Bringing together a varied crowd of specialists is the optimal way to make progress on transport issues, says Badami. "If you don't consider all angles, you run the risk of making things worse for someone."

India's economy grows by an astonishing nine percent rise in Gross Domestic Product (GDP) each year. Increases in urban incomes have resulted in a rush for two-wheeled vehicles. Prices have dropped due to manufacturer competition to satisfy (and encourage) demand. Eight million motorcycles and one million cars hit the streets last year. Public transportation still serves the majority of urban commuters, though most poor people cannot afford even a bus ride.

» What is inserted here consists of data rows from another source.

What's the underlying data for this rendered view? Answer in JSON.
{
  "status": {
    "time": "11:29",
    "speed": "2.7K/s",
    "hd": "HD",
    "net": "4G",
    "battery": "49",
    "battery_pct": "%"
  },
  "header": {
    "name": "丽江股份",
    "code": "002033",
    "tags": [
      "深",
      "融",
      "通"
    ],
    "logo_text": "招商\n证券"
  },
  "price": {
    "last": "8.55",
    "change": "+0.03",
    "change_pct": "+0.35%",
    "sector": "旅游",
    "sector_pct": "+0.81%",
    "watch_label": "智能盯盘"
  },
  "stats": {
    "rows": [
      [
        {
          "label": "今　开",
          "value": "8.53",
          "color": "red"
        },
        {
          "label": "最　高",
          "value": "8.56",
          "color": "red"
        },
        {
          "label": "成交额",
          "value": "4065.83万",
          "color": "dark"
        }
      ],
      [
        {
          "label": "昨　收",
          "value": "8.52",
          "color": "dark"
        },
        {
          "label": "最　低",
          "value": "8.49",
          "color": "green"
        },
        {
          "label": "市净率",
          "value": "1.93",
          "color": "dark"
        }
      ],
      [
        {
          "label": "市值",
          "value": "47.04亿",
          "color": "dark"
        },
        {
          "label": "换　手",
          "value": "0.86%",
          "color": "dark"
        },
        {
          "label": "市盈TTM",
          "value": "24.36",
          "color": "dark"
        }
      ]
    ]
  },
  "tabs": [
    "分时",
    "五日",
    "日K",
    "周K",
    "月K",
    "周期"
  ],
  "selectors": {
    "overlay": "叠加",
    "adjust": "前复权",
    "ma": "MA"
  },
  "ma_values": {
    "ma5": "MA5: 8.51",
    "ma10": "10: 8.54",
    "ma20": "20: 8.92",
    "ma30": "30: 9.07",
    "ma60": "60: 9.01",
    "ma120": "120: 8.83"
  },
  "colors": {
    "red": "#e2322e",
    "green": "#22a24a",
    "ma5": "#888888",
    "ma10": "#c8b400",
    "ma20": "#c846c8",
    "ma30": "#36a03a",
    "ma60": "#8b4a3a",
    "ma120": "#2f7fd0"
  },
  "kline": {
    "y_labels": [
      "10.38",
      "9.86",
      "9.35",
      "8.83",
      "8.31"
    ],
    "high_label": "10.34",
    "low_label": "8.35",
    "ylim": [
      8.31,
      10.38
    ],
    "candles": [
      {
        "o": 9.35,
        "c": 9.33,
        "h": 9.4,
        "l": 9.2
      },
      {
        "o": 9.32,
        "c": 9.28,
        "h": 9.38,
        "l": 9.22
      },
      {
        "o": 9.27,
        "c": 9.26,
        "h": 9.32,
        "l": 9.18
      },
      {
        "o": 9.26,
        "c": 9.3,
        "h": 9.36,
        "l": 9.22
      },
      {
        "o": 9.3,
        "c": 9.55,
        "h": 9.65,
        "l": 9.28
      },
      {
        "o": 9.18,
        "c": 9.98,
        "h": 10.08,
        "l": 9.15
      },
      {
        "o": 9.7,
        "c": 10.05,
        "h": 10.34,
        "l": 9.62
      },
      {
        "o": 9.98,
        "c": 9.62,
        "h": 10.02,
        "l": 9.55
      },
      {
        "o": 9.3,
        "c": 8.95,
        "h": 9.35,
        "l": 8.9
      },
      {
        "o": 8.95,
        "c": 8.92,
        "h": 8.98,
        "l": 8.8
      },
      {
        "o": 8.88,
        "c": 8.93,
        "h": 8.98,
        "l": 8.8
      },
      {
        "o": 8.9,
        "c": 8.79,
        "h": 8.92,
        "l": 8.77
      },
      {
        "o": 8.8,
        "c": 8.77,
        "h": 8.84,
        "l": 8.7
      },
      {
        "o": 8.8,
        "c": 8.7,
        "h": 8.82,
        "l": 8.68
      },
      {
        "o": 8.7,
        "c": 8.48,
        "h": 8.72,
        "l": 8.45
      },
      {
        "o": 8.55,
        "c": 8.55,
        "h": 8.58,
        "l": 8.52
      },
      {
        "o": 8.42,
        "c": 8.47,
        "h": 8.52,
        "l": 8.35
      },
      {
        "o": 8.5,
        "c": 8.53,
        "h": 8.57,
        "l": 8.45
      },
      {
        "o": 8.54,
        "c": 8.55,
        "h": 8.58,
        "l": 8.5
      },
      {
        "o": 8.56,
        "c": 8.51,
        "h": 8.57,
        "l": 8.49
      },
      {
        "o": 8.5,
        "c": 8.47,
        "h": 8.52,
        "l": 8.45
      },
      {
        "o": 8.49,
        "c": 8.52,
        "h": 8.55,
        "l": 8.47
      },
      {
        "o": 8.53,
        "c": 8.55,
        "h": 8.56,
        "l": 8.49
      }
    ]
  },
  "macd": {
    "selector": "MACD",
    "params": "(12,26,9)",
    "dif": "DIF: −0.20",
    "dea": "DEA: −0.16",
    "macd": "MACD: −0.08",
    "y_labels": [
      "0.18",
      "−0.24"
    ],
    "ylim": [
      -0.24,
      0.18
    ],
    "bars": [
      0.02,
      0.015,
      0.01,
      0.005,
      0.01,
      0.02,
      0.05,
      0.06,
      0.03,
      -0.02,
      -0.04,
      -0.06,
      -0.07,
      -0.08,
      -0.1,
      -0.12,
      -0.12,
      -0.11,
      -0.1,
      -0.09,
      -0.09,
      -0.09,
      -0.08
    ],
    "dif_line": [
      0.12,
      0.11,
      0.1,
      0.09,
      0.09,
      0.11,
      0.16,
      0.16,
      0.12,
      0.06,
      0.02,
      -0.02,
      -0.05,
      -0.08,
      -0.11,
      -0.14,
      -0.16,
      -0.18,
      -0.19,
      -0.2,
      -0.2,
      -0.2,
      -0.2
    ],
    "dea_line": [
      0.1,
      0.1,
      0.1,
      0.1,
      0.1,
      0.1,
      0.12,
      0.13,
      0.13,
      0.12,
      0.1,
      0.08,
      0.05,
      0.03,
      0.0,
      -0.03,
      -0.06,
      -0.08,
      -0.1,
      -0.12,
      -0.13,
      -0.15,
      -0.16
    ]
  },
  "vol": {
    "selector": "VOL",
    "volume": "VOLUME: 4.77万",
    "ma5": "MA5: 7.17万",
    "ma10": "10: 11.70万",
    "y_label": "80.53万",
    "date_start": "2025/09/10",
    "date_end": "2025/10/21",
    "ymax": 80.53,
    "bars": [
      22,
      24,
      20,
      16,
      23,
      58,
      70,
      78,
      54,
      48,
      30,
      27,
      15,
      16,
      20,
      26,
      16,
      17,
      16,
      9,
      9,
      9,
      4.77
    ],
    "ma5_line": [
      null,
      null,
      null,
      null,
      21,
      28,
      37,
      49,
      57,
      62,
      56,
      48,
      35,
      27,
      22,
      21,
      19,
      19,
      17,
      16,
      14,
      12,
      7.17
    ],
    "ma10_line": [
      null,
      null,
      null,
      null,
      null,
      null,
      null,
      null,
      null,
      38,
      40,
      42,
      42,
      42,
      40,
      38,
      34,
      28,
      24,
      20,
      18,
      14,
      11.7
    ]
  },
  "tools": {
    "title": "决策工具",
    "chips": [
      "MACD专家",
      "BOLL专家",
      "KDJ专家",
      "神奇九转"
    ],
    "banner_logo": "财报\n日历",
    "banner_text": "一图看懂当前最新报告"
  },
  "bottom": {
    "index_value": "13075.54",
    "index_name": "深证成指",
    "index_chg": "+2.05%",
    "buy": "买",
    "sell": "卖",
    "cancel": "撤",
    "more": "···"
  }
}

Coupled with swelling populations in cities, this means managing the tangled transportation system is an uphill battle.

In a paper published last year, Badami and a colleague in India explained how motorcycles offer irresistible advantages that override safety concerns. Relative low cost, convenience in traffic, and the ability to carry cargo or a whole family of passengers are some (risky) attractions.

Two-wheelers can carry passengers farther distances on less gas, but their engines combust fuel inefficiently, spewing out a catalogue of toxic emissions. In a second paper published last August, Badami describes the technological evolution necessary to mitigate emissions and other problems.

Motorcycles may create more buzz, but buses remain the most widely-used mode of transport in India. Badami and Dr Murteza Haider, a former professor in Urban Planning at McGill, analyzed bus performance in four major cities (New Delhi, Mumbai, Kolcata, and Chennai) and four smaller cities (Ahmedabad, Kolhapur, Pune, Thane). Their study, published in December, found that "fares are increasing, and ridership is actually dropping while crowding like sardines is tighter than 10 years ago."

Data analysis and surveys revealed fuel efficiency fell 20 percent from 1991 to 2001 and weak service, route coverage, and reliability. Importantly, everyone surveyed remarked on the sexual harassment that female passengers endure daily. But hiking bus fares to recoup lost passengers and revenue may backfire.

"Bus fares already take 12 percent of average household income and considerably more from low-income families on the city outskirts," says Badami. This impacts their expenditure on health, shelter, and food disproportionaly.

Badami recently penned an op-ed supporting Bus Rapid Transit as a viable, equitable solution. If the financial and operational issues plaguing bus transit cannot be worked out, the poor will continue to lose out. Those who can afford to buy motorized two-wheeled vehicles will do so, and "it would be difficult to persuade them to switch back."

"The key is not just understanding why people make the choices they do, but why they didn't make the choices we think they should," says Badami.

"In the end, transport outcomes are the result of choices each of us makes on a daily basis."

view sidebar content | back to top of page